▶ [Task directions]
Copy the result of filtering the entries below for lines that include the string "location".

▶ [Exercise inputs]
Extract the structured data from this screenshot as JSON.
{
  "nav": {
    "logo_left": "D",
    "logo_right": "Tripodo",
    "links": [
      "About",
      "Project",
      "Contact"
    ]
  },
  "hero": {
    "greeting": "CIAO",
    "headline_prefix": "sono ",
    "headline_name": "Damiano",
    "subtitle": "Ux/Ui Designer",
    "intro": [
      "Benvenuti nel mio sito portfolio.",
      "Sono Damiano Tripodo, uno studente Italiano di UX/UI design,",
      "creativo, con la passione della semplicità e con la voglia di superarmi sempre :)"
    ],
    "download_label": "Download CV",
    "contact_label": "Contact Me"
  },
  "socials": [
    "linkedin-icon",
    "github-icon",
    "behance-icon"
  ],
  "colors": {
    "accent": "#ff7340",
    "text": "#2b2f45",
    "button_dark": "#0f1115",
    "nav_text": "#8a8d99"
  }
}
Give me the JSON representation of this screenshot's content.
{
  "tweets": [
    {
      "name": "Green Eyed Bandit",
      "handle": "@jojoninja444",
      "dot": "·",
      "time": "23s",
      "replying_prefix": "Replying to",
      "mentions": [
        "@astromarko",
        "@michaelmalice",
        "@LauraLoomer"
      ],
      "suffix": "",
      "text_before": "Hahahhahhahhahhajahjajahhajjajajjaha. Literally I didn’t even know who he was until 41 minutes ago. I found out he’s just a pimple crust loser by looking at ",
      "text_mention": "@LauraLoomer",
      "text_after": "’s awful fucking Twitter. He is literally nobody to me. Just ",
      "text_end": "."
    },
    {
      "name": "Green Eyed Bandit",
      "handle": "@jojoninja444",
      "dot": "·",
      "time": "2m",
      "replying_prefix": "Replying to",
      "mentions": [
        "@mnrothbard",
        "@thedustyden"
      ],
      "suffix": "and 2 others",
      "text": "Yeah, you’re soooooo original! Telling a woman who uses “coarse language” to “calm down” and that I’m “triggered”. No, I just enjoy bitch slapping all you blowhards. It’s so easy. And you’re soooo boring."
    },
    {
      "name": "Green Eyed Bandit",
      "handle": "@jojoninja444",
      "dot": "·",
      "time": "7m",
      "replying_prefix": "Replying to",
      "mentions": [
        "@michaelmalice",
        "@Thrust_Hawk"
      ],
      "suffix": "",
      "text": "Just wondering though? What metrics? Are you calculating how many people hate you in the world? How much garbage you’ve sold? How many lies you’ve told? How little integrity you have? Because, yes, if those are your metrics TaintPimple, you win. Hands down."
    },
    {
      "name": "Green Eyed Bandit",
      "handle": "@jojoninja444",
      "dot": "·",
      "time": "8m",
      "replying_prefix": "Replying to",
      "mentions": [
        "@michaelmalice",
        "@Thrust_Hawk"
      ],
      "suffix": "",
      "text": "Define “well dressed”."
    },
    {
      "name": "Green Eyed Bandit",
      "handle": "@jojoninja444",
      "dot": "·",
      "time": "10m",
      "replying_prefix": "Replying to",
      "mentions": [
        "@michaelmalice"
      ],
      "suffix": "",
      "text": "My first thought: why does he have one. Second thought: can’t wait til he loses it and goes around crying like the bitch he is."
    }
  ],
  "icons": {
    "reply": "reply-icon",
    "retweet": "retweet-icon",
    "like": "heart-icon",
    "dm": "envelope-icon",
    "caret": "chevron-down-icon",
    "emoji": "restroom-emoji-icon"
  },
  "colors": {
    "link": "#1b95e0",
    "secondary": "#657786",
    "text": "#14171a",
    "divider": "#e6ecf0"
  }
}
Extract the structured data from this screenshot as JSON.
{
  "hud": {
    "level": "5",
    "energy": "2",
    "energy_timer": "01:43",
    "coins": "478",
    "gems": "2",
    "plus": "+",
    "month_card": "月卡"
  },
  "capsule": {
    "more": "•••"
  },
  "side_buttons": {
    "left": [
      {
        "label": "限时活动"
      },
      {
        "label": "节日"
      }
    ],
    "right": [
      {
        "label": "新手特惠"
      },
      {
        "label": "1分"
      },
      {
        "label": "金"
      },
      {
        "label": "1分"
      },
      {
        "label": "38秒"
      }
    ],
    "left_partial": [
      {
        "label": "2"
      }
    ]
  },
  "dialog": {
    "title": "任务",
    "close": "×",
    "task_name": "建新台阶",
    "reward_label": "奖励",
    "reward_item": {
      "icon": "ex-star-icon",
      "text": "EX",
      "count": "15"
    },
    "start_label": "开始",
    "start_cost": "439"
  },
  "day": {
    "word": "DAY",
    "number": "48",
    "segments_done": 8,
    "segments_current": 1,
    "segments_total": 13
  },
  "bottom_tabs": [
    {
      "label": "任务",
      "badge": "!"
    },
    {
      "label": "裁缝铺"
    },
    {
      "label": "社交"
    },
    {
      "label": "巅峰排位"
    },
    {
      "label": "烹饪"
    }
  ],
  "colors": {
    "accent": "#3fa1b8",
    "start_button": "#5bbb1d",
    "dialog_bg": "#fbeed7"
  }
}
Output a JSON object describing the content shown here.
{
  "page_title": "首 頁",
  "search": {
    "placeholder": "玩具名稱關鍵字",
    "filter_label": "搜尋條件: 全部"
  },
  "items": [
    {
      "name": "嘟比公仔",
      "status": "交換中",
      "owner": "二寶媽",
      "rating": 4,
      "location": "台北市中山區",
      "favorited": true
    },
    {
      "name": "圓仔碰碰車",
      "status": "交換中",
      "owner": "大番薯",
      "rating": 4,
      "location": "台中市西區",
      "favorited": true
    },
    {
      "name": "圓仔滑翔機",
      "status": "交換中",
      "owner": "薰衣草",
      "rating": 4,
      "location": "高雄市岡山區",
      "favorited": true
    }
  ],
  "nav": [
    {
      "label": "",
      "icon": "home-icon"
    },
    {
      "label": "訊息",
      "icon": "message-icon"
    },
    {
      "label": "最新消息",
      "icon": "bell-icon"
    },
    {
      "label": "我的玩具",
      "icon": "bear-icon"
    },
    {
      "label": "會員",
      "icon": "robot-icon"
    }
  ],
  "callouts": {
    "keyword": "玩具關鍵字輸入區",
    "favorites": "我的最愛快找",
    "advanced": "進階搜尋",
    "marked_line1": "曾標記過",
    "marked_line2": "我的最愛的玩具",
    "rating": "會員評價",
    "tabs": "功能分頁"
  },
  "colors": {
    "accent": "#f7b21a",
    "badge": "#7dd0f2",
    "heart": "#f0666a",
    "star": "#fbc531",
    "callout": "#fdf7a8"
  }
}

▶ [Answer space]
      "location": "台北市中山區",
      "location": "台中市西區",
      "location": "高雄市岡山區",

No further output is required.